ferns (Filices), horsetails (Equisetaceae), club mosses
(Lycopodiaceae), and mosses, scale mosses,
liverworts (Bryophyta)
B. Seed-producing plants: there are 2 basic groups or classes
1. Gymnosperms: include conifers, ginkgos, cycads
2. Angiosperms: flowering plants (plants which reproduce with stamens and
The Angiosperms have 2 subclasses:
a) Monocotyledons
b) Dicotyledons
Plants are classified according to their presumed evolutionary relationships, so
that those with a common ancestor are grouped together. In the flowering
plants, it is the structure of the flowers that most reliably shows these
relationships and enables us to figure out what is related to what. In a typical
dicot flower, there are 4 basic structures to the flower:
A. Calyx - composed of sepals - is the outer layer. It is usually green, but may
be colored and petal-like, e.g., Fuchsias.
B. Corolla - composed of petals, usually separate, but sometimes partially or
wholly fused to form a dish, cup, or tube. The corolla encloses the sexual
parts of the flower in a second layer.
C. Stamens - the male sexual part, consists of a stalk, called a filament, topped
by an anther, which produces the pollen.
D. Pistils - the female sexual part, consists of an ovary at the base (where the
seeds form following pollination), from which rises a stalk called the style,
topped by the stigma which is the receptacle for the pollen. The pollen grains
are conducted down the style to fertilize the ovary and make seeds.
However, there are many deviations from this plan. For instance, many
monocots lack the distinction between calyx and corolla. The two together are
called a perianth whose “petals" are called perianth-segments or tepals.
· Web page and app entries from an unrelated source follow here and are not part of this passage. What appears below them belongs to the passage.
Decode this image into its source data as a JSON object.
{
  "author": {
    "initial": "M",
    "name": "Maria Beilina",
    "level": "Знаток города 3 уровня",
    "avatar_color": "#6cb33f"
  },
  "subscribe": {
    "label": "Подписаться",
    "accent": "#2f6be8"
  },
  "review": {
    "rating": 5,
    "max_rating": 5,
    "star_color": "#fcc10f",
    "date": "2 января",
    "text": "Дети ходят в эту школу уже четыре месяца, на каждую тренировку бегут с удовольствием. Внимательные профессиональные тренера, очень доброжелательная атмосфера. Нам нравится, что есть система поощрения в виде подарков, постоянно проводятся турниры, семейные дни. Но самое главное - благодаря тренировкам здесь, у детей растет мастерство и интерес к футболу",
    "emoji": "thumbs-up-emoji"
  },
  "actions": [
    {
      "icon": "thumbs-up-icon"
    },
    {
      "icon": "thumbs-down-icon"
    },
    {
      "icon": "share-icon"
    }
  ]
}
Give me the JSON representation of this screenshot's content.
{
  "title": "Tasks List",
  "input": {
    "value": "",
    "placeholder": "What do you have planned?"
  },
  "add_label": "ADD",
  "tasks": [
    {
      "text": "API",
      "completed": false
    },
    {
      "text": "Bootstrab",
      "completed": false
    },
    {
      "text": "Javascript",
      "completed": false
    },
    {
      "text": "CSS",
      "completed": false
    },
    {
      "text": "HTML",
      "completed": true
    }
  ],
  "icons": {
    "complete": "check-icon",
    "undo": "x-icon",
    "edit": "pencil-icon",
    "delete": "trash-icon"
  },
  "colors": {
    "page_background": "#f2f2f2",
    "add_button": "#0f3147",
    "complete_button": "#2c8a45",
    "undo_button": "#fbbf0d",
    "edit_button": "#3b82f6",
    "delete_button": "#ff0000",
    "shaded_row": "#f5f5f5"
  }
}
The
stamens and pistils may be on separate flowers, with each plant being either
male or female (such plants are called dioecious). The stamens may come off
the pistil rather than be borne on their own stalks (e.g., Malvaceae). The petals
may be absent with the stamens taking over as the showy part of the flower
(e.g., bottlebrushes, etc.). The flowers may be grouped to imitate one large
flower (Asteraceae, Araceae) or they may be really weird like Euphorbiaceae.